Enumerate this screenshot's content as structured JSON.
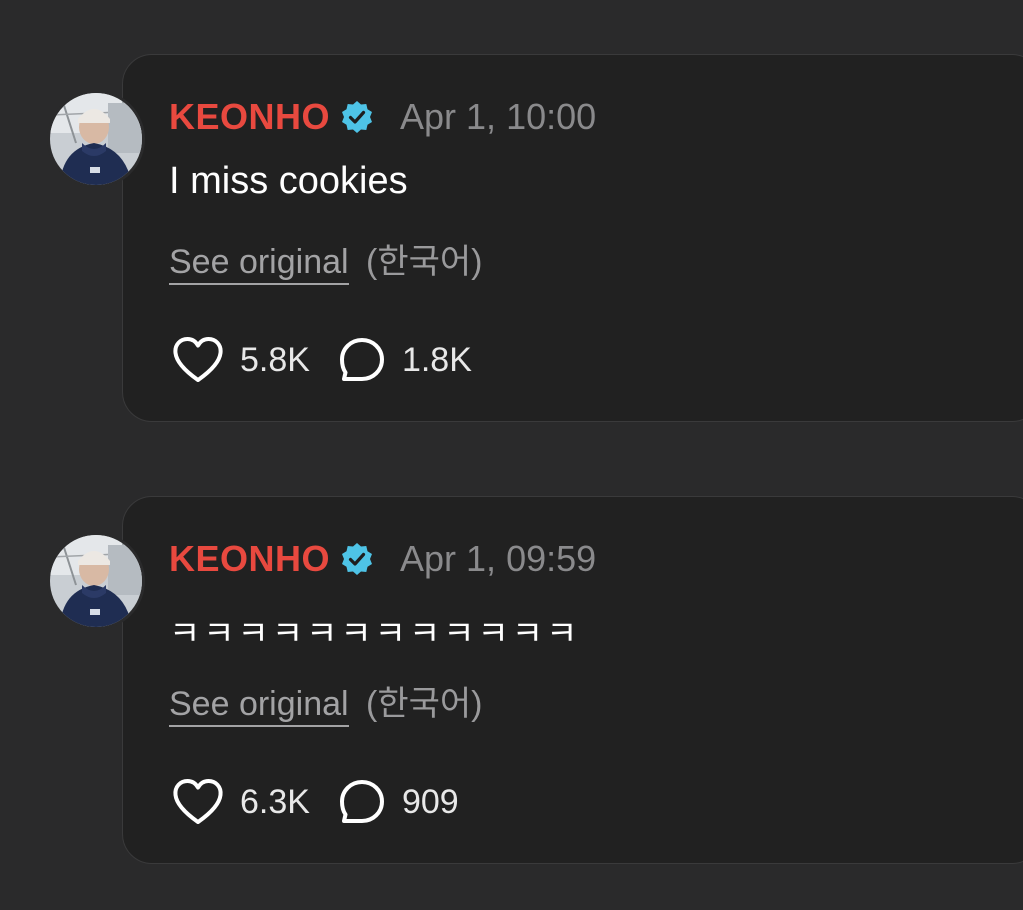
{
  "posts": [
    {
      "username": "KEONHO",
      "verified": true,
      "timestamp": "Apr 1, 10:00",
      "text": "I miss cookies",
      "see_original": "See original",
      "language": "(한국어)",
      "likes": "5.8K",
      "comments": "1.8K"
    },
    {
      "username": "KEONHO",
      "verified": true,
      "timestamp": "Apr 1, 09:59",
      "text": "ㅋㅋㅋㅋㅋㅋㅋㅋㅋㅋㅋㅋ",
      "see_original": "See original",
      "language": "(한국어)",
      "likes": "6.3K",
      "comments": "909"
    }
  ],
  "colors": {
    "background": "#2a2a2b",
    "card": "#212121",
    "username": "#e8493f",
    "verified_badge": "#4ec3e6",
    "muted_text": "#8a8a8c"
  },
  "icons": {
    "avatar": "profile-photo",
    "verified": "verified-badge-icon",
    "like": "heart-icon",
    "comment": "comment-bubble-icon"
  }
}
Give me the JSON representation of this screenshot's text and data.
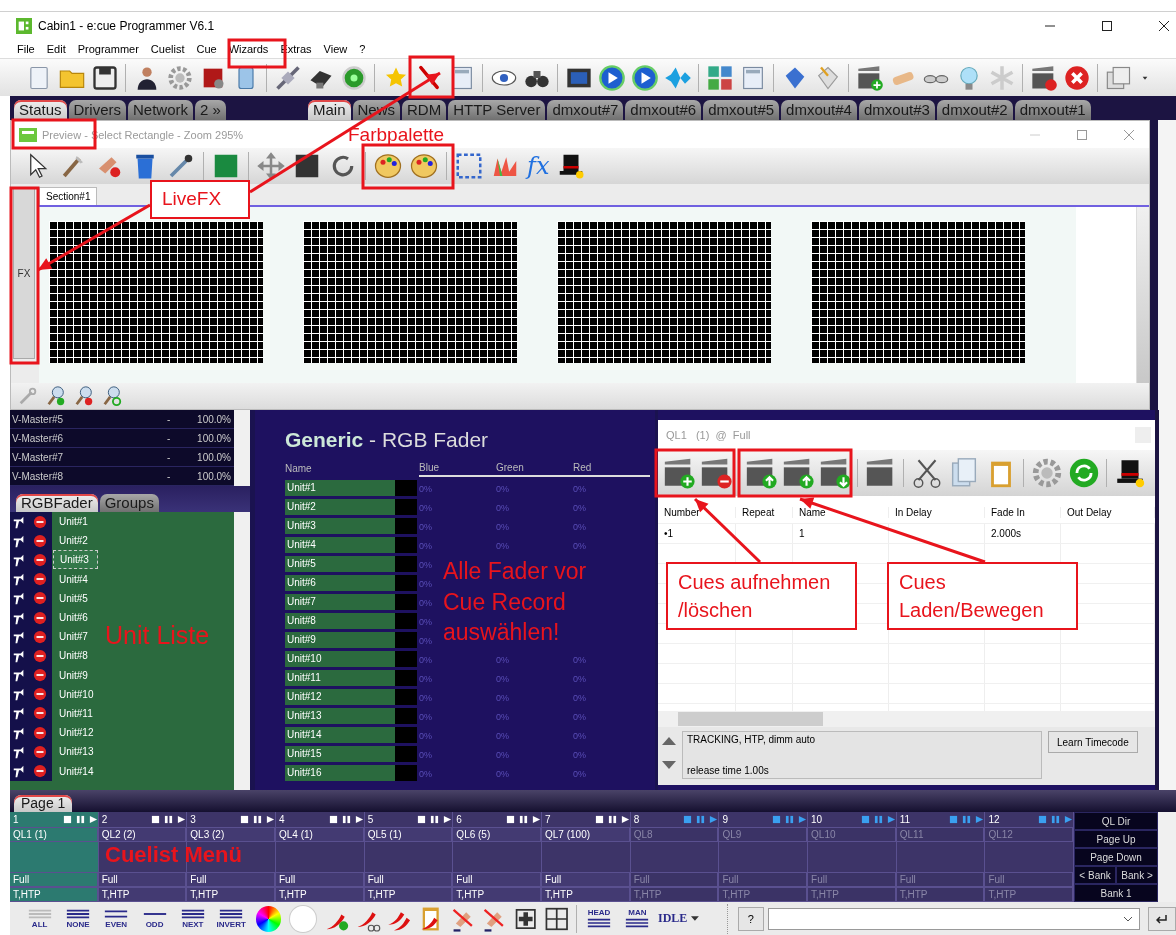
{
  "window": {
    "title": "Cabin1 - e:cue Programmer V6.1"
  },
  "menu": [
    {
      "label": "File"
    },
    {
      "label": "Edit"
    },
    {
      "label": "Programmer"
    },
    {
      "label": "Cuelist"
    },
    {
      "label": "Cue"
    },
    {
      "label": "Wizards"
    },
    {
      "label": "Extras"
    },
    {
      "label": "View"
    },
    {
      "label": "?"
    }
  ],
  "left_tabs": [
    {
      "label": "Status",
      "selected": true
    },
    {
      "label": "Drivers",
      "selected": false
    },
    {
      "label": "Network",
      "selected": false
    },
    {
      "label": "2 »",
      "selected": false
    }
  ],
  "main_tabs": [
    {
      "label": "Main",
      "selected": true
    },
    {
      "label": "News",
      "selected": false
    },
    {
      "label": "RDM",
      "selected": false
    },
    {
      "label": "HTTP Server",
      "selected": false
    },
    {
      "label": "dmxout#7",
      "selected": false
    },
    {
      "label": "dmxout#6",
      "selected": false
    },
    {
      "label": "dmxout#5",
      "selected": false
    },
    {
      "label": "dmxout#4",
      "selected": false
    },
    {
      "label": "dmxout#3",
      "selected": false
    },
    {
      "label": "dmxout#2",
      "selected": false
    },
    {
      "label": "dmxout#1",
      "selected": false
    }
  ],
  "preview": {
    "title": "Preview - Select Rectangle - Zoom 295%",
    "fx_tool": "fx",
    "side_button": "FX",
    "tabs": [
      {
        "label": "Section#1",
        "selected": true
      }
    ]
  },
  "vmasters": [
    {
      "name": "V-Master#5",
      "dash": "-",
      "value": "100.0%"
    },
    {
      "name": "V-Master#6",
      "dash": "-",
      "value": "100.0%"
    },
    {
      "name": "V-Master#7",
      "dash": "-",
      "value": "100.0%"
    },
    {
      "name": "V-Master#8",
      "dash": "-",
      "value": "100.0%"
    }
  ],
  "unit_tabs": [
    {
      "label": "RGBFader",
      "selected": true
    },
    {
      "label": "Groups",
      "selected": false
    }
  ],
  "units": [
    {
      "name": "Unit#1",
      "focused": false
    },
    {
      "name": "Unit#2",
      "focused": false
    },
    {
      "name": "Unit#3",
      "focused": true
    },
    {
      "name": "Unit#4",
      "focused": false
    },
    {
      "name": "Unit#5",
      "focused": false
    },
    {
      "name": "Unit#6",
      "focused": false
    },
    {
      "name": "Unit#7",
      "focused": false
    },
    {
      "name": "Unit#8",
      "focused": false
    },
    {
      "name": "Unit#9",
      "focused": false
    },
    {
      "name": "Unit#10",
      "focused": false
    },
    {
      "name": "Unit#11",
      "focused": false
    },
    {
      "name": "Unit#12",
      "focused": false
    },
    {
      "name": "Unit#13",
      "focused": false
    },
    {
      "name": "Unit#14",
      "focused": false
    }
  ],
  "fader": {
    "title": "**Generic** - RGB Fader",
    "columns": [
      "Name",
      "Blue",
      "Green",
      "Red"
    ],
    "rows": [
      {
        "name": "Unit#1",
        "values": [
          "0%",
          "0%",
          "0%"
        ]
      },
      {
        "name": "Unit#2",
        "values": [
          "0%",
          "0%",
          "0%"
        ]
      },
      {
        "name": "Unit#3",
        "values": [
          "0%",
          "0%",
          "0%"
        ]
      },
      {
        "name": "Unit#4",
        "values": [
          "0%",
          "0%",
          "0%"
        ]
      },
      {
        "name": "Unit#5",
        "values": [
          "0%"
        ]
      },
      {
        "name": "Unit#6",
        "values": [
          "0%"
        ]
      },
      {
        "name": "Unit#7",
        "values": [
          "0%"
        ]
      },
      {
        "name": "Unit#8",
        "values": [
          "0%"
        ]
      },
      {
        "name": "Unit#9",
        "values": [
          "0%"
        ]
      },
      {
        "name": "Unit#10",
        "values": [
          "0%",
          "0%",
          "0%"
        ]
      },
      {
        "name": "Unit#11",
        "values": [
          "0%",
          "0%",
          "0%"
        ]
      },
      {
        "name": "Unit#12",
        "values": [
          "0%",
          "0%",
          "0%"
        ]
      },
      {
        "name": "Unit#13",
        "values": [
          "0%",
          "0%",
          "0%"
        ]
      },
      {
        "name": "Unit#14",
        "values": [
          "0%",
          "0%",
          "0%"
        ]
      },
      {
        "name": "Unit#15",
        "values": [
          "0%",
          "0%",
          "0%"
        ]
      },
      {
        "name": "Unit#16",
        "values": [
          "0%",
          "0%",
          "0%"
        ]
      }
    ]
  },
  "cuelist": {
    "title": "QL1   (1)  @  Full",
    "columns": [
      "Number",
      "Repeat",
      "Name",
      "In Delay",
      "Fade In",
      "Out Delay"
    ],
    "rows": [
      {
        "number": "•1",
        "name": "1",
        "fade_in": "2.000s"
      }
    ],
    "status_lines": [
      "TRACKING, HTP, dimm auto",
      "release time 1.00s"
    ],
    "button": "Learn Timecode"
  },
  "page_tabs": [
    {
      "label": "Page 1",
      "selected": true
    }
  ],
  "cuelists": [
    {
      "number": "1",
      "name": "QL1 (1)",
      "level": "Full",
      "mode": "T,HTP",
      "selected": true,
      "disabled": false
    },
    {
      "number": "2",
      "name": "QL2 (2)",
      "level": "Full",
      "mode": "T,HTP",
      "selected": false,
      "disabled": false
    },
    {
      "number": "3",
      "name": "QL3 (2)",
      "level": "Full",
      "mode": "T,HTP",
      "selected": false,
      "disabled": false
    },
    {
      "number": "4",
      "name": "QL4 (1)",
      "level": "Full",
      "mode": "T,HTP",
      "selected": false,
      "disabled": false
    },
    {
      "number": "5",
      "name": "QL5 (1)",
      "level": "Full",
      "mode": "T,HTP",
      "selected": false,
      "disabled": false
    },
    {
      "number": "6",
      "name": "QL6 (5)",
      "level": "Full",
      "mode": "T,HTP",
      "selected": false,
      "disabled": false
    },
    {
      "number": "7",
      "name": "QL7 (100)",
      "level": "Full",
      "mode": "T,HTP",
      "selected": false,
      "disabled": false
    },
    {
      "number": "8",
      "name": "QL8",
      "level": "Full",
      "mode": "T,HTP",
      "selected": false,
      "disabled": true
    },
    {
      "number": "9",
      "name": "QL9",
      "level": "Full",
      "mode": "T,HTP",
      "selected": false,
      "disabled": true
    },
    {
      "number": "10",
      "name": "QL10",
      "level": "Full",
      "mode": "T,HTP",
      "selected": false,
      "disabled": true
    },
    {
      "number": "11",
      "name": "QL11",
      "level": "Full",
      "mode": "T,HTP",
      "selected": false,
      "disabled": true
    },
    {
      "number": "12",
      "name": "QL12",
      "level": "Full",
      "mode": "T,HTP",
      "selected": false,
      "disabled": true
    }
  ],
  "bank_buttons": [
    "QL Dir",
    "Page Up",
    "Page Down",
    "< Bank",
    "Bank >",
    "Bank 1"
  ],
  "selection_tools": [
    {
      "label": "ALL"
    },
    {
      "label": "NONE"
    },
    {
      "label": "EVEN"
    },
    {
      "label": "ODD"
    },
    {
      "label": "NEXT"
    },
    {
      "label": "INVERT"
    }
  ],
  "mode_tools": [
    {
      "label": "HEAD"
    },
    {
      "label": "MAN"
    }
  ],
  "idle": "IDLE",
  "help_button": "?",
  "annotations": [
    {
      "text": "Farbpalette",
      "kind": "note"
    },
    {
      "text": "LiveFX",
      "kind": "callout"
    },
    {
      "text": "Alle Fader vor Cue Record auswählen!",
      "kind": "note"
    },
    {
      "text": "Cues aufnehmen /löschen",
      "kind": "callout"
    },
    {
      "text": "Cues Laden/Bewegen",
      "kind": "callout"
    },
    {
      "text": "Unit Liste",
      "kind": "note"
    },
    {
      "text": "Cuelist Menü",
      "kind": "note"
    }
  ]
}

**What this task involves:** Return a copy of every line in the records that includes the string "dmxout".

**Exercise response:**
      "label": "dmxout#7",
      "label": "dmxout#6",
      "label": "dmxout#5",
      "label": "dmxout#4",
      "label": "dmxout#3",
      "label": "dmxout#2",
      "label": "dmxout#1",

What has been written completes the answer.